I was invited last week to listen to a professor of theology—quite famous for his Evangelical orthodoxy and at the same time his ecumenical openness. I was impressed. I was impressed by his tight case, his grasp of his opponents’ logical mistakes and unexamined assumptions. Overall, it was a marvelous ride for an overly educated Orthodox priest who mostly agrees and similarly wishes to resist the forces of religious indifferation. And as pleased as my intellect was by the thorough thrashing given to the religious pluralists, I walked away troubled at heart. I was troubled because I knew by experience that no proof is final. Medieval proofs for the existence of God are disproved by later philosophers whose proofs are again overturned by their followers’ followers: “Of making many books there is no end.” Heretics and gainsayers must be answered, and the answers, we seem to assume, must be in the common coin of the realm—reasoned argument. Nonetheless, there is a deceptive sense of self confidence that assaults my mind when I hear a good argument for “our side.”
This perhaps comes from the Kantian illusion blanketing our culture that differences really just boil down to lapses in clear thinking. And what is particularly ironic is that this good feeling of winning the debate comes even when “our side” seems to triumph by attacking the Enlightenment foundations of the opponent’s argument, without admitting its own enslavement to the very same paradigms. This is not to say that the “enlightened” rules of reasoning are inherently more or less evil than those of the Neo-Platonists or Medieval Scholastics; rather, it is to say that when push comes to shove, we must admit with the Apostle Paul that the message of the Cross is foolishness to those who are perishing. And any apologetic effort from St. Paul on Mars’ Hill and St. Justin Philosopher and Martyr all the way through Carl Olson’s and Sandra Miesel’s The Da Vinci Hoax, is just that: an apology, a defense, a proclamation, but not a proof. Yet I want a proof. I want to satiate my intellect in order to subordinate that part of my psyche that knows without knowing, that merely trusts the message heard, the Tradition handed down by faithful men and lived by the holy (the saints): I’m looking for Life in all the wrong places. Once the adrenaline that comes from a good argument dissipates, the heart is still left longing. I return to my icon corner and say my prayers—not very well at first, fighting the intrusion of “good points” and better counters. I stand there, restarting the Lord’s prayer for the third time, for I can’t even seem to get through the most basic prayer without distraction. “Lord have mercy. Lord have mercy. Lord have mercy. Lord have mercy.” Slowly I begin to recognize the joy-filled sadness gradually warming my heart. “Lord Jesus Christ, Son of God, have mercy on me the sinner…” And so I come home.

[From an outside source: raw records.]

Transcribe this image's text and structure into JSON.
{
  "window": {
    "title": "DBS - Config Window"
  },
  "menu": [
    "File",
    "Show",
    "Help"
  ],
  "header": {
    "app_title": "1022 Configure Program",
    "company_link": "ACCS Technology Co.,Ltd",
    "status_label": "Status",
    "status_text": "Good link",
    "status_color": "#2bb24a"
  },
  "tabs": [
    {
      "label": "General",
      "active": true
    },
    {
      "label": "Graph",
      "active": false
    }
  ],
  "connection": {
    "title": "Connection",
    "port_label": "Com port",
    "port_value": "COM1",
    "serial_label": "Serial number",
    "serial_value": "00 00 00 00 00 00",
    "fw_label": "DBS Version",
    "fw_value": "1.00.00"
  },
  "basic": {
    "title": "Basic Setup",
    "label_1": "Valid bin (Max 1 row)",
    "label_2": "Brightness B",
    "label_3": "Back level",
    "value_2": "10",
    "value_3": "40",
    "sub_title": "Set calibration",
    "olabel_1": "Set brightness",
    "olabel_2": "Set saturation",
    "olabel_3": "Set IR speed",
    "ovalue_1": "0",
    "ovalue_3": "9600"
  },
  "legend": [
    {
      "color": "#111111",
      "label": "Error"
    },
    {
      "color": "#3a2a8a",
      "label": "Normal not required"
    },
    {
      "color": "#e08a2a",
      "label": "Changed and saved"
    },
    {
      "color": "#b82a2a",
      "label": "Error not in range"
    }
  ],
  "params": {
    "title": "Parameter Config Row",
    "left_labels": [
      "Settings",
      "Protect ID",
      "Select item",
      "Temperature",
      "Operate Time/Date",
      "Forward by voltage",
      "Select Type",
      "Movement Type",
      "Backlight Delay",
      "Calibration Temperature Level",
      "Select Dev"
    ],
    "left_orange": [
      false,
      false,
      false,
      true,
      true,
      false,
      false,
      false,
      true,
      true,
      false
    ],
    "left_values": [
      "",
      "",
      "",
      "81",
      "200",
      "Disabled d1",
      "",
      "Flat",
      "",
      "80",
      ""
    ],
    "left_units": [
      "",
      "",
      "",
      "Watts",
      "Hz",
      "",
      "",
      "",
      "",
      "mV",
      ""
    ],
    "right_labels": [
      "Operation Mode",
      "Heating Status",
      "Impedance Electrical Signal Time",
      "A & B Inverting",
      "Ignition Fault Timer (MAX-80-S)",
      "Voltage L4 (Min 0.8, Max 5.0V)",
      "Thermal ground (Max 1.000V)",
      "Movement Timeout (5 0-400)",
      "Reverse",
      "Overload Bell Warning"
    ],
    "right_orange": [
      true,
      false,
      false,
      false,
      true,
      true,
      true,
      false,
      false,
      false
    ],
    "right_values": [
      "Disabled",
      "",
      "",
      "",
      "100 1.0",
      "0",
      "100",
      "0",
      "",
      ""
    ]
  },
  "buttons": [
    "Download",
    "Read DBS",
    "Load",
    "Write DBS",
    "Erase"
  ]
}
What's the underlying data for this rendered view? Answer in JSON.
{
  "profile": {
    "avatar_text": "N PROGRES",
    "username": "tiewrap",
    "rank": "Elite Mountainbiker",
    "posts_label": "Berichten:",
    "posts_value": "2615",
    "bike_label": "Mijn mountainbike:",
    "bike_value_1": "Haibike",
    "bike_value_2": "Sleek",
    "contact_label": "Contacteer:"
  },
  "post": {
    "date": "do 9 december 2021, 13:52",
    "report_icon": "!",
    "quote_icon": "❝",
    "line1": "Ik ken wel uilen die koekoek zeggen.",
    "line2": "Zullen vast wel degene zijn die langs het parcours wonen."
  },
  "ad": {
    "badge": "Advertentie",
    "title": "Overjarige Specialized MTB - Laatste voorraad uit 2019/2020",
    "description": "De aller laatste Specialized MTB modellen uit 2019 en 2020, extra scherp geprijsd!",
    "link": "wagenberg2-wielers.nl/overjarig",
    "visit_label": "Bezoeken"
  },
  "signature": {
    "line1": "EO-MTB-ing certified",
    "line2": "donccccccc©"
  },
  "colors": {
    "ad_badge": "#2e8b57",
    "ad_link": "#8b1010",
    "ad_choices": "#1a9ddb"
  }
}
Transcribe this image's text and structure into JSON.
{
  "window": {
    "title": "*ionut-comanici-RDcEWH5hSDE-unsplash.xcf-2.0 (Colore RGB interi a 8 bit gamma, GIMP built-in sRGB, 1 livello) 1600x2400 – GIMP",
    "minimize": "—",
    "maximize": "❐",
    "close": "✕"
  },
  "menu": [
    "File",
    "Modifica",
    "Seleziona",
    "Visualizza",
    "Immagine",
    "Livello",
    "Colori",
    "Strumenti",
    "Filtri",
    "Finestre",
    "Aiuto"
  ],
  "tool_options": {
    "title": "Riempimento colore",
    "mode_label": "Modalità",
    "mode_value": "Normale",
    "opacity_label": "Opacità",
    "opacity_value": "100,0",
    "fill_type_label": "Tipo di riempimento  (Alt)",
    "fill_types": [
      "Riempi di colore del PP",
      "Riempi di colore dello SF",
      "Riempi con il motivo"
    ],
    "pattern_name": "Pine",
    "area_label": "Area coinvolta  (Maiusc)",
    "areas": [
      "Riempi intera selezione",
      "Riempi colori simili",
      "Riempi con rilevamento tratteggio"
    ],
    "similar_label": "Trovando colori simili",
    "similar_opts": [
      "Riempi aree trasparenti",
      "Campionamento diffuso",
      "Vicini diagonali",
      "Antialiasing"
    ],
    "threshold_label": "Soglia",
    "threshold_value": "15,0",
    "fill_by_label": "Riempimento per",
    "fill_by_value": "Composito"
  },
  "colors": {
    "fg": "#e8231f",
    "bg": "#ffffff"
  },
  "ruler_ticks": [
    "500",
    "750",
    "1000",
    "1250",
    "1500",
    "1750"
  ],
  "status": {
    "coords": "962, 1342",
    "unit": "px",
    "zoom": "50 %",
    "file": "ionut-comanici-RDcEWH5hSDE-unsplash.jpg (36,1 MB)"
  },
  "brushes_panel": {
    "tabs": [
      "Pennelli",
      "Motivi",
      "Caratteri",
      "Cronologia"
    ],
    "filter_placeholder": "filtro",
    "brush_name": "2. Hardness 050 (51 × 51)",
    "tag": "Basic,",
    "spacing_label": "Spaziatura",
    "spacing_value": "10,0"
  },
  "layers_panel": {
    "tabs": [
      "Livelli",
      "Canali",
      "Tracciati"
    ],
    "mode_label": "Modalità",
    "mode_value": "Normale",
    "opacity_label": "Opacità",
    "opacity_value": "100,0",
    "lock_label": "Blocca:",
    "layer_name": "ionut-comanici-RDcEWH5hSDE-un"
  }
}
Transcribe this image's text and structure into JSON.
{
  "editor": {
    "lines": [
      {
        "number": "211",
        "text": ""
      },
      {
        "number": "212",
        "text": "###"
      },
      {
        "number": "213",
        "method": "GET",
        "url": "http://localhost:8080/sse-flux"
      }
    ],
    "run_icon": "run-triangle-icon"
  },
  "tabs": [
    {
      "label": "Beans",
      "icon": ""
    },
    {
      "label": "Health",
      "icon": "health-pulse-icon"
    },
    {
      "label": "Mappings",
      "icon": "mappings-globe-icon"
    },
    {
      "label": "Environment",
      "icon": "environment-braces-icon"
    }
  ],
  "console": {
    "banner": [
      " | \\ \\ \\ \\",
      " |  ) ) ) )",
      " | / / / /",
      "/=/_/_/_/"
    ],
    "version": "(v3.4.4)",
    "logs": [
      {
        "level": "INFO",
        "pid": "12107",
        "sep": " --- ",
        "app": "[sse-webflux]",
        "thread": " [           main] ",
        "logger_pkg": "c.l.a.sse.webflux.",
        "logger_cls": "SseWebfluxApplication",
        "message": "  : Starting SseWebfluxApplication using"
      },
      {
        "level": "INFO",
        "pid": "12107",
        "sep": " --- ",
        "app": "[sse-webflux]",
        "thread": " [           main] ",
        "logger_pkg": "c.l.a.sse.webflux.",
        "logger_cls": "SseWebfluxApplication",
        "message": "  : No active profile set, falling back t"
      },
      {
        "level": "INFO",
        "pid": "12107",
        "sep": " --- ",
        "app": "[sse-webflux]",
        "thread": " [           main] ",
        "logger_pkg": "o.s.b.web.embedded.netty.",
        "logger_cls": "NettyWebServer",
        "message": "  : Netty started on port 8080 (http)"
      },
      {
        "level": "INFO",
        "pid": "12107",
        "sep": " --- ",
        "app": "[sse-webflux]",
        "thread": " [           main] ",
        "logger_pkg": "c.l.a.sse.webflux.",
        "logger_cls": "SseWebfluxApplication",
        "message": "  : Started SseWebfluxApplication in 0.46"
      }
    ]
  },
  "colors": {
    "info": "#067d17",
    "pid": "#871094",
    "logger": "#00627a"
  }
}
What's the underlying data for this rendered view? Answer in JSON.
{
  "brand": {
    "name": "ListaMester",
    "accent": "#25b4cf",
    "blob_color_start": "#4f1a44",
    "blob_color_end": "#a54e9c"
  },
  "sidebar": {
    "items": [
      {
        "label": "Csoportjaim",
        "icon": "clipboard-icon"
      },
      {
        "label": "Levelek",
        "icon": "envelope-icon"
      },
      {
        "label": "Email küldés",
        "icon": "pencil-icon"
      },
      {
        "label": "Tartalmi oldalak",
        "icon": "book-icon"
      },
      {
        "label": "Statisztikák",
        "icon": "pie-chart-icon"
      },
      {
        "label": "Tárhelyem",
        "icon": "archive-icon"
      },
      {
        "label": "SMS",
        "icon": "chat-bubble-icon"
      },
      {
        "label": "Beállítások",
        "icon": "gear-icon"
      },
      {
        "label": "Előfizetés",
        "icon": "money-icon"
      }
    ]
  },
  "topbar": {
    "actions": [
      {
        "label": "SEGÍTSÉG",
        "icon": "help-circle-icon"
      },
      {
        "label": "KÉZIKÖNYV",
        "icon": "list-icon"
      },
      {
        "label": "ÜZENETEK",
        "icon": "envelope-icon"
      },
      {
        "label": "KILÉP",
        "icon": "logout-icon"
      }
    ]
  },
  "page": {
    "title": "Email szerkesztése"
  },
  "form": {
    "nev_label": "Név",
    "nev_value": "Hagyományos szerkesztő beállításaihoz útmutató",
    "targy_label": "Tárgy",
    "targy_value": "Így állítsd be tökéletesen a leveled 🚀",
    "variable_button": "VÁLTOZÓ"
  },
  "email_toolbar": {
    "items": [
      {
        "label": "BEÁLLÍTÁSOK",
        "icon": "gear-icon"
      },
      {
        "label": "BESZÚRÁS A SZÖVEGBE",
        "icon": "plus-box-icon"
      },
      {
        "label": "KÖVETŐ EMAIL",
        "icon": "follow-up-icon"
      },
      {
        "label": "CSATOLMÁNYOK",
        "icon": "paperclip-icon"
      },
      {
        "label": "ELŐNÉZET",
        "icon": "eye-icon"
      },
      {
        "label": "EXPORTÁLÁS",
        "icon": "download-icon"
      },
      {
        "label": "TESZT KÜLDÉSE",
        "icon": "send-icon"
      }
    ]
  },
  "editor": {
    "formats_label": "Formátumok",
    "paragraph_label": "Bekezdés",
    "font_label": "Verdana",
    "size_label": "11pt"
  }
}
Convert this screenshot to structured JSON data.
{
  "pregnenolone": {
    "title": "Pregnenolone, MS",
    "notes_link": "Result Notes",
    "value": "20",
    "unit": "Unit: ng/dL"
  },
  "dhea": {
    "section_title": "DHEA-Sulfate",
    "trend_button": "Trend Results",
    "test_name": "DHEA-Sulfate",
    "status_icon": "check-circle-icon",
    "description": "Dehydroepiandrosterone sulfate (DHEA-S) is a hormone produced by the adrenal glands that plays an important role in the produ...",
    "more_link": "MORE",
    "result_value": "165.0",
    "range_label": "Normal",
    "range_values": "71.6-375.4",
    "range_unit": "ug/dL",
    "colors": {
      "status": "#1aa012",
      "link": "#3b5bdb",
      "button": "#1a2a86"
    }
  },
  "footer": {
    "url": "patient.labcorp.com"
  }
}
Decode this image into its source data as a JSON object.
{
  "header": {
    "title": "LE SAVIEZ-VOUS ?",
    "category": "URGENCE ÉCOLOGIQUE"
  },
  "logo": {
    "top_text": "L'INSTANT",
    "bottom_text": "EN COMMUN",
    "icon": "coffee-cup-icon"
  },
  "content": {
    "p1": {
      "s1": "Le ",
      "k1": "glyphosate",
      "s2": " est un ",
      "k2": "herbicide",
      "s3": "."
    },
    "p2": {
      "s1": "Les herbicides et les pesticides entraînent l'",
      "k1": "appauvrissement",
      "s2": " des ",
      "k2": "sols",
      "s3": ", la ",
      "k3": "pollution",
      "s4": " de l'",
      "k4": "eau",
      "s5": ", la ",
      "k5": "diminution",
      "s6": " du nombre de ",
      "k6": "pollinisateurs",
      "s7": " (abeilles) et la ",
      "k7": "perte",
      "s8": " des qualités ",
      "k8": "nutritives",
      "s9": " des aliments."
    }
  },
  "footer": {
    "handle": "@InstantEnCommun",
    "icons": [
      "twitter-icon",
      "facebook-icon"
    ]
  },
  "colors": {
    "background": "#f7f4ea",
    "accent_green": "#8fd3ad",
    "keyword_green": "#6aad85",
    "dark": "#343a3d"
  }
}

May God bless all apologists, for theirs is a difficult job: to defend foolishness (the foolishness of the cross), for which there is no defense, no defense but the Great Defender Himself. Like the great St. Nekarios of Agina (Metropolitan of Pentopolos), I feel compelled by the love of Christ to teach and guide and proclaim; but unlike him, I am sometimes fooled into thinking that arguments and defenses, explanations and proclamations are somehow the Truth rather than just clanging cymbals awaiting the Sprit of God to fill them to draw the hearers to the Truth. And especially since I am usually just one who listens, who already believes but is not wise enough to make such arguments myself, I must be careful not to fall into the same trap as the unbelievers do. I must not mistake good argumentation for Truth, even when the argument supports (or most usually merely appears to support or intends to support) the Truth. This is one of my weaknesses. May God help me (as the Fathers say) to keep my mind in my heart.